Several of the streets in this space between Lancaster Road and the Metropolitan line were ready for demolition or slum clearance  as they used to call it. John walked several of them that day. Hurstway Street runs into Barandon Street.

Demolition has already begun. There is evidence of a much older way of life here too.

The street is quiet enough for the rag and bone man’s horse to take a break and have some refreshment. Do you see the advert for Tizer (the appetizer) that strange unnaturally coloured soft drink with a flavour I can barely recall now?

Beyond the blackened houses and boarded up shop fronts you can see the railway and the more recent housing blocks.

I imagine John turning from Barandon Street into Testerton Street.

There is another tiny group of people with business in the empty street. See the pile of tires and the house next to it with writing on the wall?

A strange and cryptic set of signs or slogans representing a final comment on the street?

As he inspected it John thought this van too had been abandoned.

Seeing the doors open he went into one of the houses and got this picture from a rear window:

Finally he completed the rectangle by entering Blechynden Street.

Blechynden Street looks slightly more active at first glance. But the houses are just as empty.

The only significant activity is taking place at the far end by the railway.

It looks as though a large number of tires are being loaded onto trucks and taken away. (Or it could be a delivery I suppose).

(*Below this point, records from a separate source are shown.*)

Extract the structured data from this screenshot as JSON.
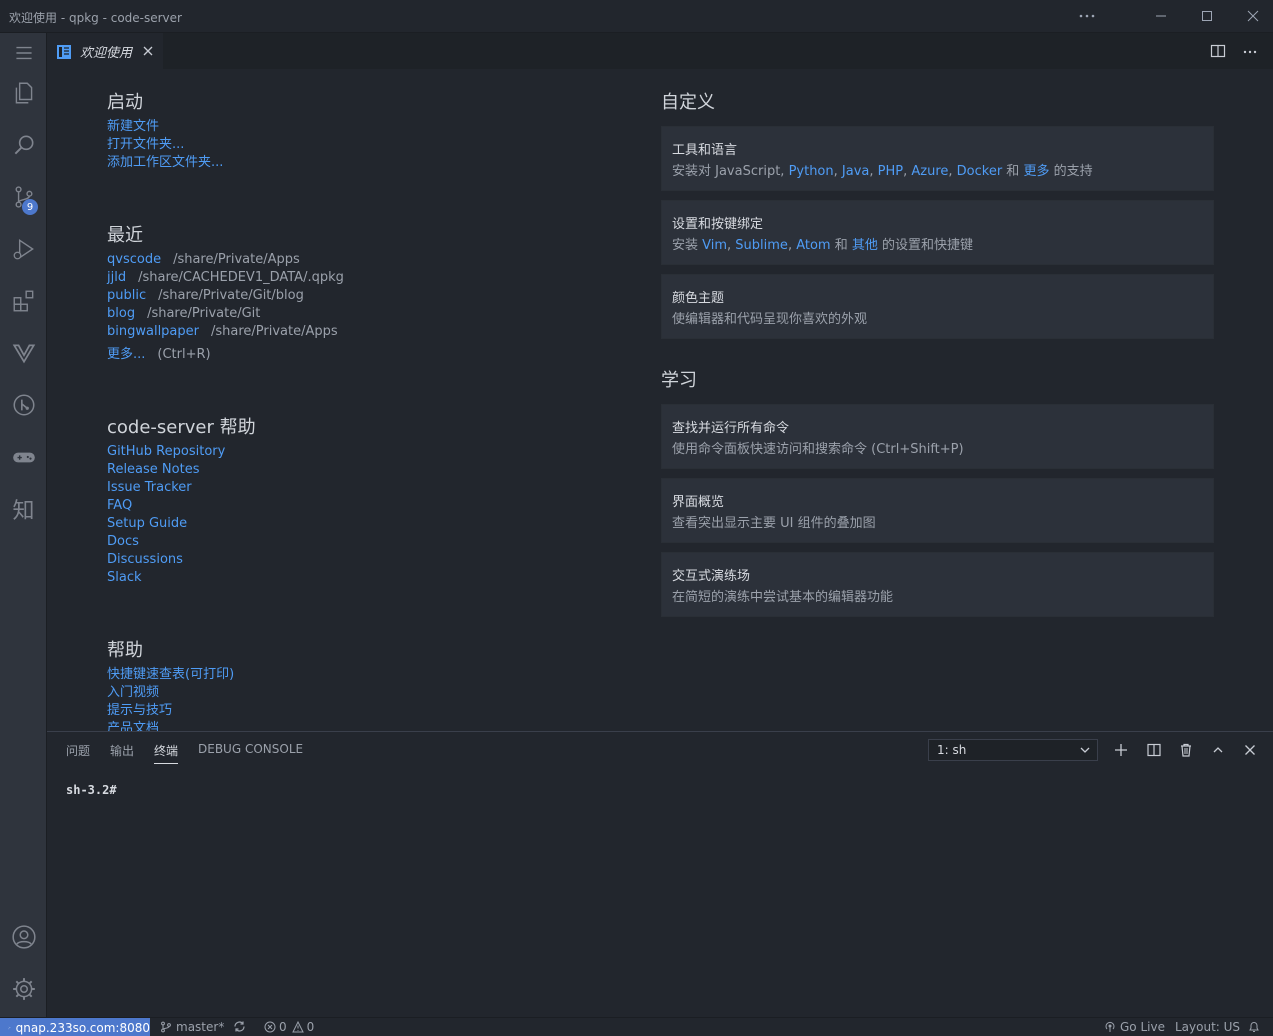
{
  "window": {
    "title": "欢迎使用 - qpkg - code-server"
  },
  "activity": {
    "scm_badge": "9",
    "zhi_label": "知"
  },
  "tab": {
    "label": "欢迎使用"
  },
  "welcome": {
    "start": {
      "heading": "启动",
      "links": [
        "新建文件",
        "打开文件夹...",
        "添加工作区文件夹..."
      ]
    },
    "recent": {
      "heading": "最近",
      "items": [
        {
          "name": "qvscode",
          "path": "/share/Private/Apps"
        },
        {
          "name": "jjld",
          "path": "/share/CACHEDEV1_DATA/.qpkg"
        },
        {
          "name": "public",
          "path": "/share/Private/Git/blog"
        },
        {
          "name": "blog",
          "path": "/share/Private/Git"
        },
        {
          "name": "bingwallpaper",
          "path": "/share/Private/Apps"
        }
      ],
      "more_label": "更多...",
      "more_shortcut": "(Ctrl+R)"
    },
    "cs_help": {
      "heading": "code-server 帮助",
      "links": [
        "GitHub Repository",
        "Release Notes",
        "Issue Tracker",
        "FAQ",
        "Setup Guide",
        "Docs",
        "Discussions",
        "Slack"
      ]
    },
    "help": {
      "heading": "帮助",
      "links": [
        "快捷键速查表(可打印)",
        "入门视频",
        "提示与技巧",
        "产品文档"
      ]
    },
    "customize": {
      "heading": "自定义",
      "tools": {
        "title": "工具和语言",
        "prefix": "安装对 JavaScript, ",
        "python": "Python",
        "java": "Java",
        "php": "PHP",
        "azure": "Azure",
        "docker": "Docker",
        "and": " 和 ",
        "more": "更多",
        "suffix": " 的支持"
      },
      "keys": {
        "title": "设置和按键绑定",
        "prefix": "安装 ",
        "vim": "Vim",
        "sublime": "Sublime",
        "atom": "Atom",
        "and": " 和 ",
        "other": "其他",
        "suffix": " 的设置和快捷键"
      },
      "theme": {
        "title": "颜色主题",
        "desc": "使编辑器和代码呈现你喜欢的外观"
      }
    },
    "learn": {
      "heading": "学习",
      "cards": [
        {
          "title": "查找并运行所有命令",
          "desc": "使用命令面板快速访问和搜索命令 (Ctrl+Shift+P)"
        },
        {
          "title": "界面概览",
          "desc": "查看突出显示主要 UI 组件的叠加图"
        },
        {
          "title": "交互式演练场",
          "desc": "在简短的演练中尝试基本的编辑器功能"
        }
      ]
    }
  },
  "panel": {
    "tabs": [
      "问题",
      "输出",
      "终端",
      "DEBUG CONSOLE"
    ],
    "terminal_select": "1: sh",
    "prompt": "sh-3.2#"
  },
  "status": {
    "remote": "qnap.233so.com:8080",
    "branch": "master*",
    "errors": "0",
    "warnings": "0",
    "golive": "Go Live",
    "layout": "Layout: US"
  },
  "colors": {
    "accent": "#4d78cc",
    "link": "#4f9cf5",
    "bg": "#22262d",
    "activity_bg": "#2f343d"
  }
}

Here you can see a train passing overhead and through the tunnel a younger housing block on the way to Bramley Road. Another one of those cars with vestigial tail fins, which are the dull descendants of those baroque American cars of the 50s.

John’s walk round this rectangle of doomed streets is complete. I’m assuming that in the middle of July it would have been a sunny day, maybe even hot but you can’t see that in these pictures. Elsewhere in London people are sitting in the sun and having a good time, but here you can only see the grim business of a tiny part of the city being wound up and turned into a fading memory.

There are the boy and the man again, and a woman walking up the street. Perhaps they were just visitors like John taking a final look at Hurstway Street before it disappeared.  The names Testerton and Barandon were used again in new housing on Lancaster Road as was Hurstway – you can  find Hurstway Walk on modern maps but to the best of my knowledge the curious name Blechynden vanished with the street.

Map detail copyright Ordnance Survey.

All photos by John Rogers.


%d bloggers like this: